The Evolutionary Function of Consciousness and Fregean Representationalism
Elizabeth Turzynski, Cardiff University
There is an intuition of contingency which causes philosophers of mind to often mischaracterize the nature of phenomenal consciousness. The aim of this paper is to define phenomenal consciousness not as a separate, distinct, and contingent entity, but as a process which is necessary in aiding our non-phenomenal cognitive functions. A constitutive relationship between phenomenal and non-phenomenal functioning explains how: phenomenality can afford evolutionary benefits to its possessors; how it can overcome some very persuasive thought experiments against physicalism and functionalism; and how its Fregean representational structure can indeed aid non-phenomenal cognitive processing. Ultimately, what is defended and preserved is an eliminative, physicalist, functionalist account of phenomenal consciousness.
Over and Beyond our Episodic Memories
Book Title: Memory and the Self: Phenomenology, Science and Autobiography
Book Author: Mark Rowlands
Reviewed by Christopher Jude McCarroll, Macquarie University
Where do our memories go when we lose them? This question may seem childlike, and indeed it was posed to Mark Rowlands by one of his young sons, but it is a good question, and one that lies at the heart of Memory and the Self: Phenomenology, Science and Autobiography. In answering this question, Rowlands takes us on a fascinating, insightful, and revisionary journey through episodic memory, its content (and mental content more generally), and the nature of the autobiographical self.
Confronting Emerging New Technology: The Case of the Sexbots
Book Title: Robot Sex: Social and Ethical Implications
Book Editors: John Danaher and Neil McArthur
Reviewed by Richard T. McClelland, Nanaimo, British Columbia

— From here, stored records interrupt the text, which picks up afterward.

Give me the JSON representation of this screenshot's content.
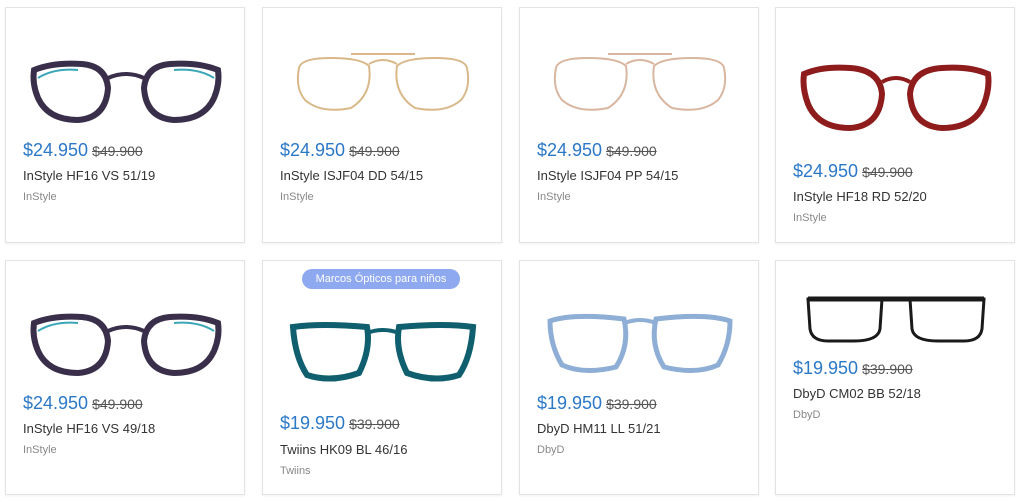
{
  "badge": {
    "label": "Marcos Ópticos para niños"
  },
  "products": [
    {
      "price": "$24.950",
      "old_price": "$49.900",
      "model": "InStyle HF16 VS 51/19",
      "brand": "InStyle",
      "frame_color": "#3a2f4a",
      "accent": "#3aa6b8"
    },
    {
      "price": "$24.950",
      "old_price": "$49.900",
      "model": "InStyle ISJF04 DD 54/15",
      "brand": "InStyle",
      "frame_color": "#d9b98a"
    },
    {
      "price": "$24.950",
      "old_price": "$49.900",
      "model": "InStyle ISJF04 PP 54/15",
      "brand": "InStyle",
      "frame_color": "#d8b6a0"
    },
    {
      "price": "$24.950",
      "old_price": "$49.900",
      "model": "InStyle HF18 RD 52/20",
      "brand": "InStyle",
      "frame_color": "#8e1c1c"
    },
    {
      "price": "$24.950",
      "old_price": "$49.900",
      "model": "InStyle HF16 VS 49/18",
      "brand": "InStyle",
      "frame_color": "#3a2f4a",
      "accent": "#3aa6b8"
    },
    {
      "price": "$19.950",
      "old_price": "$39.900",
      "model": "Twiins HK09 BL 46/16",
      "brand": "Twiins",
      "frame_color": "#0f5f6e"
    },
    {
      "price": "$19.950",
      "old_price": "$39.900",
      "model": "DbyD HM11 LL 51/21",
      "brand": "DbyD",
      "frame_color": "#8eaed6"
    },
    {
      "price": "$19.950",
      "old_price": "$39.900",
      "model": "DbyD CM02 BB 52/18",
      "brand": "DbyD",
      "frame_color": "#1a1a1a"
    }
  ]
}
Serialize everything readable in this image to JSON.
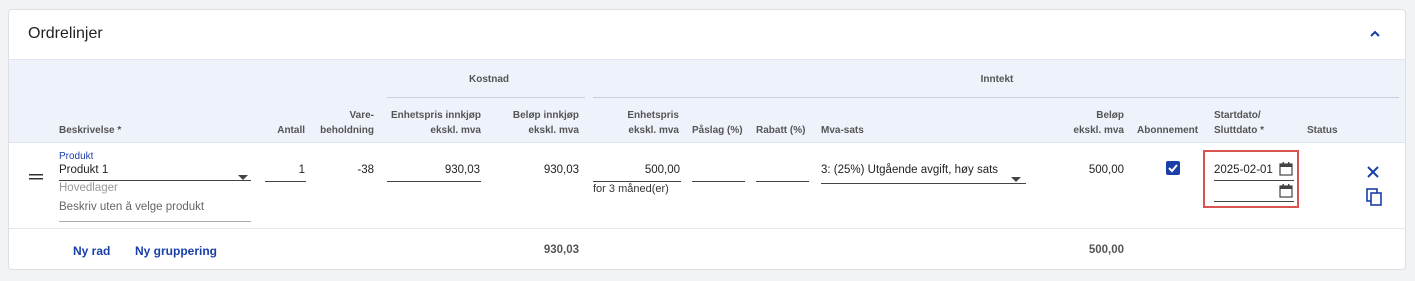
{
  "panel": {
    "title": "Ordrelinjer",
    "collapse_icon": "chevron-up-icon"
  },
  "groups": {
    "cost": "Kostnad",
    "income": "Inntekt"
  },
  "columns": {
    "description": "Beskrivelse *",
    "quantity": "Antall",
    "stock_line1": "Vare-",
    "stock_line2": "beholdning",
    "unit_cost_line1": "Enhetspris innkjøp",
    "unit_cost_line2": "ekskl. mva",
    "cost_amount_line1": "Beløp innkjøp",
    "cost_amount_line2": "ekskl. mva",
    "unit_price_line1": "Enhetspris",
    "unit_price_line2": "ekskl. mva",
    "markup": "Påslag (%)",
    "discount": "Rabatt (%)",
    "vat": "Mva-sats",
    "amount_line1": "Beløp",
    "amount_line2": "ekskl. mva",
    "subscription": "Abonnement",
    "dates_line1": "Startdato/",
    "dates_line2": "Sluttdato *",
    "status": "Status"
  },
  "row": {
    "product_label": "Produkt",
    "product_value": "Produkt 1",
    "warehouse": "Hovedlager",
    "description_placeholder": "Beskriv uten å velge produkt",
    "quantity": "1",
    "stock": "-38",
    "unit_cost": "930,03",
    "cost_amount": "930,03",
    "unit_price": "500,00",
    "period_note": "for 3 måned(er)",
    "markup": "",
    "discount": "",
    "vat": "3: (25%) Utgående avgift, høy sats",
    "amount": "500,00",
    "subscription_checked": true,
    "start_date": "2025-02-01",
    "end_date": ""
  },
  "footer": {
    "new_row": "Ny rad",
    "new_group": "Ny gruppering",
    "cost_total": "930,03",
    "amount_total": "500,00"
  },
  "colors": {
    "accent": "#1a3fa8",
    "header_bg": "#eef2fb",
    "highlight": "#d9534f"
  }
}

Robot Sex: Social and Ethical Implications is a collection of fifteen essays, most of them on ethical and social issues raised by the alleged advent of a technology that makes possible genuinely intimate sexual relationships between adult humans and robots. This review will concentrate on some large-scale systemic problems with this project, as these are instantiated in this set of essays. The failures of this collection are instructive for a better way, perhaps, to confront emerging new technologies.
Book Author: Richard Louis Miller
Reviewed by Tom Trueb, LSW Retired, Delphi, Indiana
Naturally occurring psychedelic drugs have been used for centuries for psychic healing, and were more recently joined by synthetic compounds that found value in modern psychiatry. They were quietly praised by clinicians, loudly celebrated by the counter culture, feared by governments, demonized by media, criminalized in the name of public health and safety, but were contributory to current psychopharmacological models.